Mr Tim Watts, Australia’s Assistant Minister for Foreign Affairs, has paid a working visit to Akode Epicentre of The Hunger Project, which works to improve livelihoods in rural communities and to reduce hunger and poverty.
The visit was to provide the minister with first-hand knowledge of The Hunger Project (THP) Ghana’s operations, specifically at the Akode Epicentre, which is funded by Australia.
Several Akode Epicentre recipients took turns enumerating the benefits they have received, including economic empowerment training activities, social entrepreneurial initiatives, and vocational training.
“These activities that we’ve learned are helping us a lot because it’s led to a significant reduction in school dropouts and teenage pregnancies in communities,” Ms Jenifer Azander, a volunteer, said.
She noted that the clinic, which serves five communities with a total population of over 5,571, was overburdened and required quick expansion and upgrading to increase service delivery to the people.
She, however, expressed worry over an ongoing road-building project from Adukrom to Somanya, which has destroyed water pipelines and left the clinic and many settlements without potable water for nearly three years.
“Look at this terrible water; this is what we use at the clinic and at home, and we’ve complained to the assembly and community leaders several times, but no one is listening,” she added. “Pregnant women, come to deliver here; this is the tainted water we use.”
Mr Watts expressed satisfaction with their achievements and praised volunteers, chiefs and elders, health workers, as well as officers of THP, for their outstanding work in implementing the epicentre strategy to create a vibrant, thriving, self-reliant community.
“The members of these communities have developed and delivered a whole range of vital services, from midwifery to training to information and technology,” he said. “I am particularly impressed.”
He added: “And in the face of changing climate, the epicentre is supporting farmers to increase yield sustainably, as we have already heard, as well as expanding access to resources for responding and adapting to the effects of climate change, a shared challenge that Ghana and Australia are facing.”
Mr Watts highlighted the accomplishments as a remarkable testament to the hard work and determination of the communities, demonstrating that the epicentre strategy for improving livelihoods was working.
That, he added, resonated with the three main pillars of THP, which also reflect firmly Australian values, including empowering women, building on the different skills of community members, and promoting partnerships with local government to meet basic needs.
He stressed the importance of empowering and protecting women and girls, saying, “We know that when women and girls thrive, so do communities, and we know that when women are able to fully participate in all aspects of society, societies are safer and healthier, development is more sustainable, and economies are more prosperous.”
Australia’s funding focus on education and gender equality, assisting approximately 235 Ghanaian women last year to pursue vocational training in shea butter processing, dairy processing, and rabbitry, as well as financial literacy, agribusiness export readiness, and plastic waste recycling.
Mr Samuel Afrane, THP Ghana Country Director, said the project was guided by key principles and driven by decentralisation and transformative leadership, noting, “This is what we pursue so that everybody will be on board.”
Since 1996, The Hunger Project Ghana has established 45 epicentres, encompassing over 542 communities across the nation, involving over 350,000 people, while approximately 2500 have volunteered to lead in the development of their communities.
Mr Afrane explained the epicentre concept as the hub for development, and that it allows community members to discuss and take common decisions, adding that “the concept means something that unites the people, unites communities and brings them together to serve their common purpose.”
He presented it as both an infrastructure and a methodology that transforms people’s thinking, saying, “People may feel that for them, they can’t do anything.
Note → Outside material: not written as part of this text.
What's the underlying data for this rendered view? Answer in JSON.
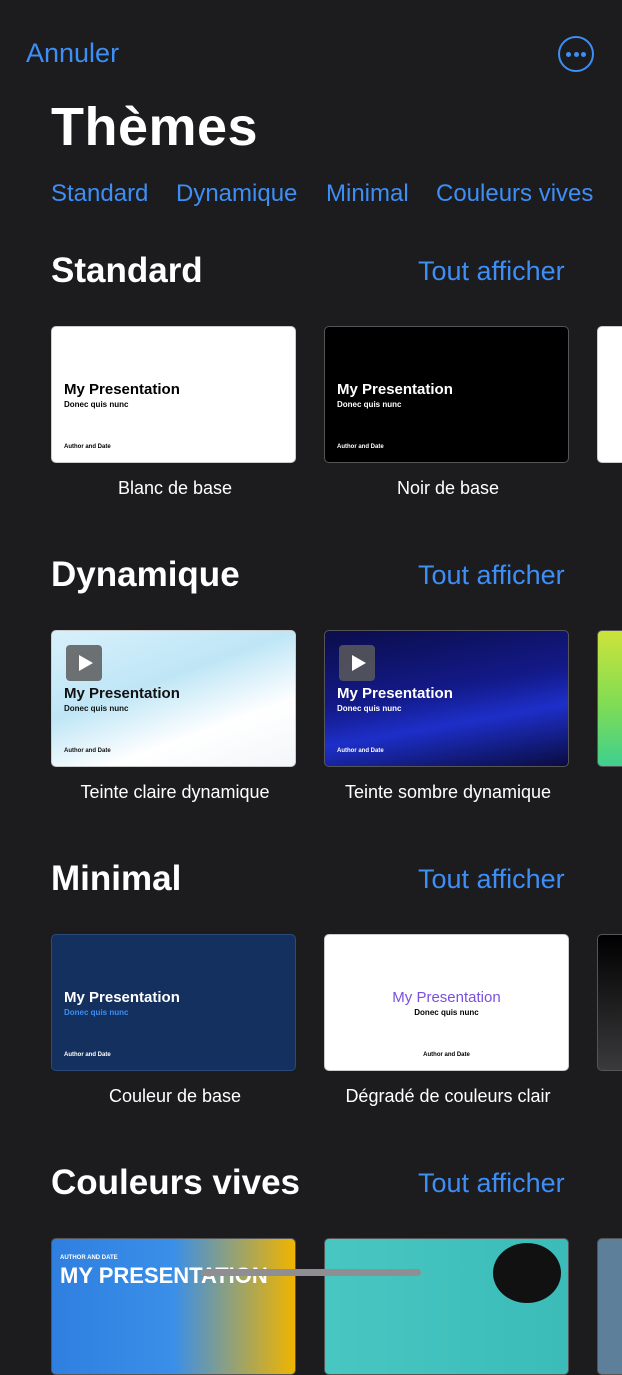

They think they are poor, they don’t have money. But in effect, every person living anywhere has the potential to develop it if only we can put our thoughts together.”
“Once we put our thoughts together, and look at our resources, we begin to act by ourselves,” he added. “We can do things.”
“So the epicentre is a methodology that seeks to change the thinking of people from the state of I can’t do anything to the state I can do things for myself.”
The Akode Epicentre, which includes five partner villages, was mobilised in 2010, and the facility was completed in 2011 on a 5-acre parcel of land provided by the Akode community in the Eastern Region’s Okere District.
The centre houses a health clinic, a vocational training centre, an ICT centre, and a community bank, all of which provide services to community members in an effort to better their livelihoods.